In these reviews I will rate the books in a starring system.
5/5 Stars: This book will land in my all-time favorite book list and you should stop what you are doing and read it, no matter what.
4/5 Stars: You should try to read it at some point in your free time.
3/5 Stars: If you are bored or going on a long trip, it might be fun to read.
2/5 Stars: I would not really bother unless you enjoy the author.
1/5 Stars: The book would make a better coaster for your Coke, than a book.
0/5 Stars: Congrats! You now have kindling! (just kidding, please do not burn books; just do not waste your money or your time with this one)!
Mosquitoland, by David Arnold, is about a 16-year-old girl named Mary Iris Malone, or Mim as she calls herself, and her journey from the wastelands of Mosquitoland, Mississippi, back to her mother in northern Ohio. This book has a great sense of humor, both sarcastic and witty, but there is a reason this book has humor. This book deals with some very dark subjects, to the point where at times I had to put it down and walk away for a while. Mosquitoland covers everything from mental illness to child abuse to LGBT issues. As an Ohioan and traveler, I did get many of the references to real places. This book is an Odyssey-style book with the main character facing many trials with villains and heroes alike. The book is told in a unique style, with some parts being letters written to the mysterious Isabel that the reader gets to share in, and other parts being first person from Mim point of view. The main issue I have with the book is that it does get a little hard to follow the story at times when the reader is jumping around so much reading letters, then plot, and then flashbacks. I recommend this book to anyone who enjoys slice of life adventures and witty humor, however, as I said, the book gets heavy at times. If you cannot deal with dark and heavy subjects, I would recommend something else. An interesting book about morals and life, rated 3.5/5 stars.

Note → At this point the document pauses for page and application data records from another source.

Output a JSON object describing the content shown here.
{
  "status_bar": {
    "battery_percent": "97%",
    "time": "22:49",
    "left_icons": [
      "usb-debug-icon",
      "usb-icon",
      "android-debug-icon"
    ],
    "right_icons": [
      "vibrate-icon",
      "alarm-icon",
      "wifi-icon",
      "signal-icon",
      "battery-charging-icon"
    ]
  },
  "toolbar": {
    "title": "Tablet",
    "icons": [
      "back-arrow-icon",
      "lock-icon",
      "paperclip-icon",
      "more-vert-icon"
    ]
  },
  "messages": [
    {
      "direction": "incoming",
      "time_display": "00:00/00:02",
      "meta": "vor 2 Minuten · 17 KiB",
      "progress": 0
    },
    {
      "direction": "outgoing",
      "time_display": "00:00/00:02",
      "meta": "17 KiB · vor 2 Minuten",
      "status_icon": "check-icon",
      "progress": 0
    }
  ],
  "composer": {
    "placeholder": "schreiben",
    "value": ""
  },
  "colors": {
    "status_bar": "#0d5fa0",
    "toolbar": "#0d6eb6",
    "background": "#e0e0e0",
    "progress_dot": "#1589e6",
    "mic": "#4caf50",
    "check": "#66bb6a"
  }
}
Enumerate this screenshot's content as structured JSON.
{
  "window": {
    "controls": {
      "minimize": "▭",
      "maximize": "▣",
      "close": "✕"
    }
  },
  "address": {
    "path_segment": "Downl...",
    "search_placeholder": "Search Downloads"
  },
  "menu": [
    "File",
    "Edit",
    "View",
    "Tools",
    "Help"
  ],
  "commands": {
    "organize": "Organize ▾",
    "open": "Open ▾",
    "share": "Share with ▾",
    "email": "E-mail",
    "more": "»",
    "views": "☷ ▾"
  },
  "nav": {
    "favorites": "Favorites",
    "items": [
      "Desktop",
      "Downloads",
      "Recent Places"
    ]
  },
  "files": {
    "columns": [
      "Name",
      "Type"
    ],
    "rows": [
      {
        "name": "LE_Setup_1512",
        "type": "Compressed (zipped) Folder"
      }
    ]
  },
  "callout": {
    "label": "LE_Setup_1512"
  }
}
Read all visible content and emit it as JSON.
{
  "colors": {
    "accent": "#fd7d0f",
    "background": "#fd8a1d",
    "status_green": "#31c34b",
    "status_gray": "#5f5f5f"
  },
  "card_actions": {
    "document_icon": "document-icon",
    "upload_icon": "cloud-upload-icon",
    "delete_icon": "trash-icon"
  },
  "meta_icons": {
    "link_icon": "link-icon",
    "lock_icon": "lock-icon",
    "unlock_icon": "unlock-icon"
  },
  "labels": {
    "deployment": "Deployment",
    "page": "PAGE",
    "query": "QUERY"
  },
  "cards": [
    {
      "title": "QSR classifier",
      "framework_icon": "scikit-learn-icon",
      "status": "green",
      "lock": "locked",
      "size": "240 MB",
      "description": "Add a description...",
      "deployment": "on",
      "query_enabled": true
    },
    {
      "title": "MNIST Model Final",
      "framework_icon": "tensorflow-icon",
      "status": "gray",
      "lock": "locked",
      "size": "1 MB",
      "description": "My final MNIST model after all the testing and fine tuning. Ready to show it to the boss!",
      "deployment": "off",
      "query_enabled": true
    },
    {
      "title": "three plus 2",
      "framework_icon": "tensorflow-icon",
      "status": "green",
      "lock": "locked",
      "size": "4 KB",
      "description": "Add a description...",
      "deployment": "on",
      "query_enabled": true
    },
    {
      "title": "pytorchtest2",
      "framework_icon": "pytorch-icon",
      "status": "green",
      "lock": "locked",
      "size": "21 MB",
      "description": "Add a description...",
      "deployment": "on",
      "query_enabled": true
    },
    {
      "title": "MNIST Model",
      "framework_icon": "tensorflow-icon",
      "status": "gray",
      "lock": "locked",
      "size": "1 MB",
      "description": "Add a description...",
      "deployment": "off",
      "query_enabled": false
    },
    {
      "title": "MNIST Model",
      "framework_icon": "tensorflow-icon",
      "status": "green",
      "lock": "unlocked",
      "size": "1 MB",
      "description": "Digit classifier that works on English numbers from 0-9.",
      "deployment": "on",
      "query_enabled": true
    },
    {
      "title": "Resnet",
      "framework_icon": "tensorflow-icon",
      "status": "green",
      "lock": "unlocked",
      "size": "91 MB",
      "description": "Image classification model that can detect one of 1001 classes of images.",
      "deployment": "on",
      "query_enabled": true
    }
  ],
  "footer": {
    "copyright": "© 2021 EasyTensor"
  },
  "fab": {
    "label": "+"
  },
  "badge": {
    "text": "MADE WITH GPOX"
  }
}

Heartless, by Marissa Meyer, is Meyer’s newest fairytale spin off, not following princesses this time, but a queen. If you are familiar with any of Meyer’s work, then this should definitely interest you. Heartless follows young Catherine, who aspires to be a baker, although she is trapped in the confines of nobility in the wonderful and quite mad Wonderland. The book follows the blossoming romance of Catherine and the mysterious Jest, the court joker of Hearts. Meyer does an excellent job staying true to the original work, and making sure the reader pays attention to all of the references in the book. My only complaint is that Meyer’s tries too hard to apply logic to Wonderland. An excellent prequel and romance, but if you want a happy ending you will not find one here. Read Heartless and discover the real answer to the why a raven is like a writing desk, rated 4.5/5
Both Mosquitoland and Heartless are available in the McNicholas Library. Do you have a book that you would like me to review? Please suggest it in the comments or send me an email via Ellinore.firstname.lastname@example.org.